/---

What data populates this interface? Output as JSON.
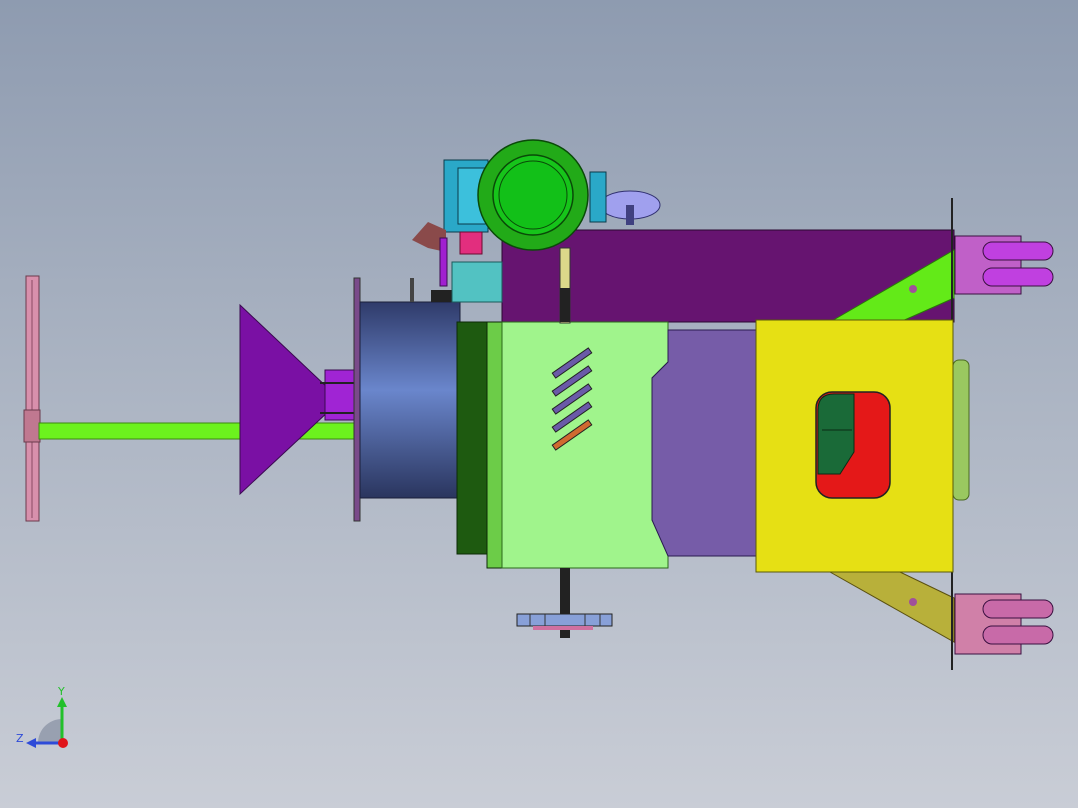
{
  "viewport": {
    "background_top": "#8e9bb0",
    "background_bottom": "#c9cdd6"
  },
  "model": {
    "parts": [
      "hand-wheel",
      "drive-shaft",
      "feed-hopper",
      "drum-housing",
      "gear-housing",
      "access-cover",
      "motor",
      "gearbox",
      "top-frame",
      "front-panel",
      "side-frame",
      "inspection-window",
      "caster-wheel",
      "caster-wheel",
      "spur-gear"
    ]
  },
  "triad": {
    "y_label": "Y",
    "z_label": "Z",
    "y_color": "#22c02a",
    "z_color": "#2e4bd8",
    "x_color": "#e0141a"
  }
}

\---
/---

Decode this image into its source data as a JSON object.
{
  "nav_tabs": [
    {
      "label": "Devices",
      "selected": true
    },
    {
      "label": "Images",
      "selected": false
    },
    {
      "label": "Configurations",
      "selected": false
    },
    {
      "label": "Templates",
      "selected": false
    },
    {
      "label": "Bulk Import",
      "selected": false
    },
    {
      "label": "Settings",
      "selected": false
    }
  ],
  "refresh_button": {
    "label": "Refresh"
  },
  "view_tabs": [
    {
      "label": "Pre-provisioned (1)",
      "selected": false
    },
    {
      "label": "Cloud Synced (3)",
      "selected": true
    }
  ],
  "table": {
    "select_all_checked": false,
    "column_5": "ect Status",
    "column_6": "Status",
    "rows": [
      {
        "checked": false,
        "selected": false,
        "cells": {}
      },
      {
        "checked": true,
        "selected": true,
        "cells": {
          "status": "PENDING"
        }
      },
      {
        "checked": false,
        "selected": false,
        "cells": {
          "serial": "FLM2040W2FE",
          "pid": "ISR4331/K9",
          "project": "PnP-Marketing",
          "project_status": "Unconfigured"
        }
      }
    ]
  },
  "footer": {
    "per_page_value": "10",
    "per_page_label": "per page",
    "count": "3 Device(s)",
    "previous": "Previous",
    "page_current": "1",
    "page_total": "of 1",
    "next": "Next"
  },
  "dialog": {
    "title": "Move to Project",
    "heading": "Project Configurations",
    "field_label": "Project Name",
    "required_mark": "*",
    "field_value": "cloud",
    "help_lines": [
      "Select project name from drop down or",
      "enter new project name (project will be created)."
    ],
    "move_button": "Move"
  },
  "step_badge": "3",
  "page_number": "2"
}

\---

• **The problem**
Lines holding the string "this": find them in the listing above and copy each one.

• **Worked solution**
What data populates this interface? Output as JSON.
Decode this image into its source data as a JSON object.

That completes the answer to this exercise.